It’s true, the steps above take time. In fact, it used to take me at least 15 minutes to add the campaign parameters, shorten the links, and then share them on the various social networks. I can’t stand wasting time doing repetitive tasks that can be easily programmed. Thanks to Tom Critchlow’s post on how to build agile SEO tools using Google spreadsheets I can choose to spend my time building tools that do the repetitive nonsense for me. I’ve been using Google spreadsheets to hack together tools very quickly to do all sorts of things, including automating the task of tagging URLs with campaign parameters and shortening the links.
I’ve done the dirty work for you, so go grab your copy of the spreadsheet here. Once it’s open, go to File > Make a copy so you can edit the spreadsheet (you may need to sign in to your Google account – even if you were already signed in). All you need to do is enter your Bit.ly username and API Key (you can find that here) on the ‘Technical Details’ tab, then enter the URL of whatever page you’re sharing and voila! This tool takes your URL, appends campaign parameters for Twitter, Facebook, Gooogle+ and LinkedIn and shortens each one for you so you can quickly and easily share those links. How you spend the 15 minutes you saved is up to you, but please take just 2 of those minutes and tweet this post. I don’t ask for much

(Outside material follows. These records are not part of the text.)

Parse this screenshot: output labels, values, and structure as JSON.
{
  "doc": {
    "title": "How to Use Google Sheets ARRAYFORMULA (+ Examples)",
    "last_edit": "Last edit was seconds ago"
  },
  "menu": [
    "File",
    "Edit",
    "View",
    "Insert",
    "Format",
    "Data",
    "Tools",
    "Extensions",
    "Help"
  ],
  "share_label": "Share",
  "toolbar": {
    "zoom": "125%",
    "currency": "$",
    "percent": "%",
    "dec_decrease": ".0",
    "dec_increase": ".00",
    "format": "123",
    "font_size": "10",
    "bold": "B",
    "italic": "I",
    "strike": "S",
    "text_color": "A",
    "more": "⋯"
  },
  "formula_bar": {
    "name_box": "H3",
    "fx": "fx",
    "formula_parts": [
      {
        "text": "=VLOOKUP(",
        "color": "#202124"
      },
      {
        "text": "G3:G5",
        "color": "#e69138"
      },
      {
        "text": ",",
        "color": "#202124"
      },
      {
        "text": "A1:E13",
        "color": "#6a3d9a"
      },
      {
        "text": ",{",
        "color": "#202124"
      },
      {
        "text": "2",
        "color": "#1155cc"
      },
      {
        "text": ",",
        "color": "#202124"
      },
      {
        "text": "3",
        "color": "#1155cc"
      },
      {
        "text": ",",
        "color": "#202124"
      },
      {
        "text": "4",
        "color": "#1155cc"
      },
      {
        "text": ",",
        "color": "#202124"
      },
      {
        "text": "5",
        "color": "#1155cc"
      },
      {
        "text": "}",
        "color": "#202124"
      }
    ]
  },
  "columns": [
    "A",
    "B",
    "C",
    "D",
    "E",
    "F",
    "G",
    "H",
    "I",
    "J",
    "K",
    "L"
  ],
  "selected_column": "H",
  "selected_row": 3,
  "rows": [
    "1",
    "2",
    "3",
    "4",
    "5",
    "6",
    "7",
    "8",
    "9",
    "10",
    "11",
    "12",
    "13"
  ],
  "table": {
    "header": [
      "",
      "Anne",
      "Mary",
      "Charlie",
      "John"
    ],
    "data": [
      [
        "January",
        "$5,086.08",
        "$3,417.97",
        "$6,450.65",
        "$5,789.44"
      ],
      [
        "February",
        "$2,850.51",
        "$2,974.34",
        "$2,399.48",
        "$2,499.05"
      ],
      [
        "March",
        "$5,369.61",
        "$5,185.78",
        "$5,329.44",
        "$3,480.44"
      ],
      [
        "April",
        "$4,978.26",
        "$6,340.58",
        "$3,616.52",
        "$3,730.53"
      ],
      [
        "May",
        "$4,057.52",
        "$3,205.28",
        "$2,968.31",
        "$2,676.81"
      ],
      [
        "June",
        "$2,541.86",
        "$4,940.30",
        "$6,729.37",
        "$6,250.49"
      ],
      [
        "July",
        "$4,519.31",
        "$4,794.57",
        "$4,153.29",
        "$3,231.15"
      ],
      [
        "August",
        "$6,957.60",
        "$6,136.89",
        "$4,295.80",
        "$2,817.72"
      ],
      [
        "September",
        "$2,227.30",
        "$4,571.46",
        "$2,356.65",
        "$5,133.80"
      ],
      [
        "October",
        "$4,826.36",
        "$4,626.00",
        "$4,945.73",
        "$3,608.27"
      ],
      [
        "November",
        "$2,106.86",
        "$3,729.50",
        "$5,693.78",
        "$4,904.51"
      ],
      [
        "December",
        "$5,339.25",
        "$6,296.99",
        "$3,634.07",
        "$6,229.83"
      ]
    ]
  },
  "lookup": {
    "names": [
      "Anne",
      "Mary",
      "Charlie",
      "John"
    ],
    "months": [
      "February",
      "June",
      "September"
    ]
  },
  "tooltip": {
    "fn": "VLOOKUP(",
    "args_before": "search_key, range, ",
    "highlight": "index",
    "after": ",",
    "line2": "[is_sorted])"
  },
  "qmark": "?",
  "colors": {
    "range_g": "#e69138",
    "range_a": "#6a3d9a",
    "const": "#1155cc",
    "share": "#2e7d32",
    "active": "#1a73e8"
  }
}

How it works
This is for those of you interested in peeking behind the curtain to see how this works. The real magic happens on the ‘Behind the Scenes’ tab. You’ll see that cell B3 pulls in the URL that is typed in on the main tab. Columns C, D, and E hold our values for utm_source, medium and campaign.
In cells B8 through B11, you’ll see a formula like this:
=concatenate($B$3, "?utm_source=",C3, "%26utm_medium=",$D$3, "%26utm_campaign=",$E$3)
This simply takes the URL in B3 (the page that you’re sharing) and concatenates that with the values for source, medium and campaign. One thing to note is that instead of a “&” I’ve used “%26″ – which is the URL encoding for the ampersand character. This is necessary for the Bit.ly API.
In cells B13 through B16, we take the campaign tagged URLs from the previous step and run them through the Bit.ly API. The following formula accomplishes that:
=concatenate(importdata(concatenate ("https://api-ssl.bitly.com/v3/shorten?login="&'Technical Details'!$A$4&"&apiKey="&'Technical Details'!$A$7&"&longUrl="&B8&"&format=xml")))
The important thing to notice in the above formula is the use of the importdata function. It lets us pull in the results of the Bit.ly shortening operation. For more details, check out the Google spreadsheet function list.
Finally, back on the main tab (ShareMe!), the Bit.ly shortened links are pulled in from the ‘Behind the Scenes’ tab using the following formula:
=mid('Behind the Scenes'!B13, (find("<url>",'Behind the Scenes'!B13)+5), 20)
So if you want to add more social networks (or change the ones listed), you’ll need to go into the ‘Behind the Scenes’ tab and make your modifications there.
Stay tuned for Part 2
Next time, I’ll show you how to use scripts within Google Spreadsheets to detect when you’ve published a new post, and automatically send an email with the shortened links.
In the meantime, let me know if this is helpful, or if you have other ways to streamline your social media workflow. The comments are yours!
About Jim Gianoglio
Jim Gianoglio is a Senior Digital Analyst at LunaMetrics. He works with implementation and analysis of Google Analytics, and spearheads the LunaMetrics Google Analytics seminars across the country. Want to see him in action? He'll be leading some of our upcomingGoogle Analytics trainings. Before succumbing to the siren song of analytics, he led the SEO campaigns of Fortune 500 companies in the insurance, retail and CPG industries. Things you didn’t know about Jim: he has biked from Pittsburgh to Washington DC, photographs weddings, and roasts his own coffee beans.